I personally wonder if there are not as many differences between the work with different groups of adults (professionals, women returners, unemployed, ex prisoners etc) as there are differences between working with young people and adults?

What do you think?  I am currently working on developing the Adult Diploma and would really like to have your thoughts.
Barbara Shottin

Wednesday, 12 May 2010

Reading in silence and wonder!

Recently I read an article by Finn Thorbjorn Hansen and Norman Amundson (2009) which was inspirational! It is called, Residing in silence and wonder: career counselling from the perspective of ‘being’. The authors recognise the difficulty when asking for a more spiritual and moral approach to career counselling. Drawing on what is referred to as ‘philosophical counselling’ (p. 32) they argue for ‘felt presence’, and not rushing to solutions that close down the opportunity for more meaningful engagement.
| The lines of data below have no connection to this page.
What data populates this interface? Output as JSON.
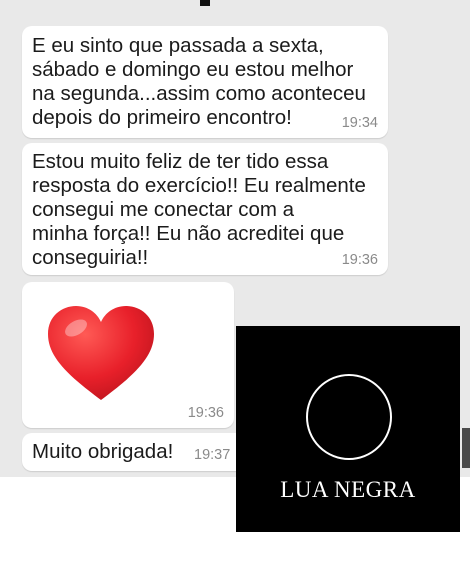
{
  "chat": {
    "messages": [
      {
        "text": "E eu sinto que passada a sexta,\nsábado e domingo eu estou melhor\nna segunda...assim como aconteceu\ndepois do primeiro encontro!",
        "time": "19:34"
      },
      {
        "text": "Estou muito feliz de ter tido essa\nresposta do  exercício!! Eu realmente\nconsegui me conectar com a\nminha força!! Eu não acreditei que\nconseguiria!!",
        "time": "19:36"
      },
      {
        "emoji": "red-heart",
        "time": "19:36"
      },
      {
        "text": "Muito obrigada!",
        "time": "19:37"
      }
    ]
  },
  "logo": {
    "text": "LUA NEGRA",
    "icon": "circle-moon-icon"
  },
  "colors": {
    "chat_background": "#e9e9e9",
    "bubble": "#ffffff",
    "timestamp": "#8a8a8a",
    "heart": "#e8202a",
    "logo_background": "#000000"
  }
}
As an example of a deeply reflexive approach to career counselling that is truly centred on the ‘client’, they write about ‘stillness, openness and undoing’ (p.34), as is evident in the following reflection on the counselling process:

A session filled with activity needs to be tempered with a willingness to just “be” in the situation. Certainly this involves periods of silence, but it is more than just sitting quietly. At the most fundamental level it means that I need to have a sense of patience, self-assurance and confidence that the activities will be helpful if I just stay with them. This process proceeds at its own pace (often slower than I would like) and it is important that I don’t try to force the situation (p.33).

Inspired to read more?  The reference is below.
Hazel Reid

Hansen, F.T. & Amundson, N. (2009) Residing in silence and wonder: career counselling from the perspective ‘being’. International Journal for Educational and Vocational Guidance, Vol 9, 1, 31-43.

Thursday, 6 May 2010

Today's the day

Well, the campaigning is over and the polls are open. I don’t know about you, but deciding who to vote for this time around has been much more difficult for me.  Like lots of other people I watched the leaders’ debates on TV, so now I can name a Liberal Democrat! But by the time I watched the third debate no-one seemed to have anything new to say.

So what might the result of the election mean for career guidance?  Thirteen years ago who would have thought that the world of careers would fare so badly under New Labour?  Of course the Tories have promised an all age careers service as our friends and colleagues in Scotland, Wales and Northern Ireland have.  But where will the money come from?  Particularly remembering that money for career guidance in England is no longer ring-fenced, but put into the coffers of local authorities.  The recent strategies (Quality Choice and Aspiration and Impartial Careers Education) seem positive, but what can we expect in the light of public sector cuts?  And the Lib Dems?  If you live in Doncaster Central, Glasgow North or Runnymede and Weybridge you could vote for some fellow career guidance professionals!

Barbara Bassot

Wednesday, 5 May 2010

Making Plans for Nigel

I recently heard the XTC song 'Making Plans for Nigel' again after 30 years!

It made me think about how the process of making decisions about career choice is perceived by people other than careers professionals.  It's not clear from the song whether it's parents making plans, or other adults, but Nigel seems not to have much say in this.  They do recognise, though, that 'He must be happy in his work'.

As careers professionals we want young people to make their own, informed choices about their futures.  Parents and other adults have a part to play in supporting their young people, but I suspect that many see their role as very like that of Nigel's parents - making the best decisions for their children.  We need to empower young people to make their own choices - perhaps we need a new song for 2010: 'Nigel is Making Plans for Himself'!  Perhaps we also need to consider that Nigel may now be the parent of a young person, and may want his children to have a different experience.

Apart, of course, from the Careers Officer in 'Kes' what other media portrayals of 'careers' can you think of - and what messages do they send?

Alison Fielding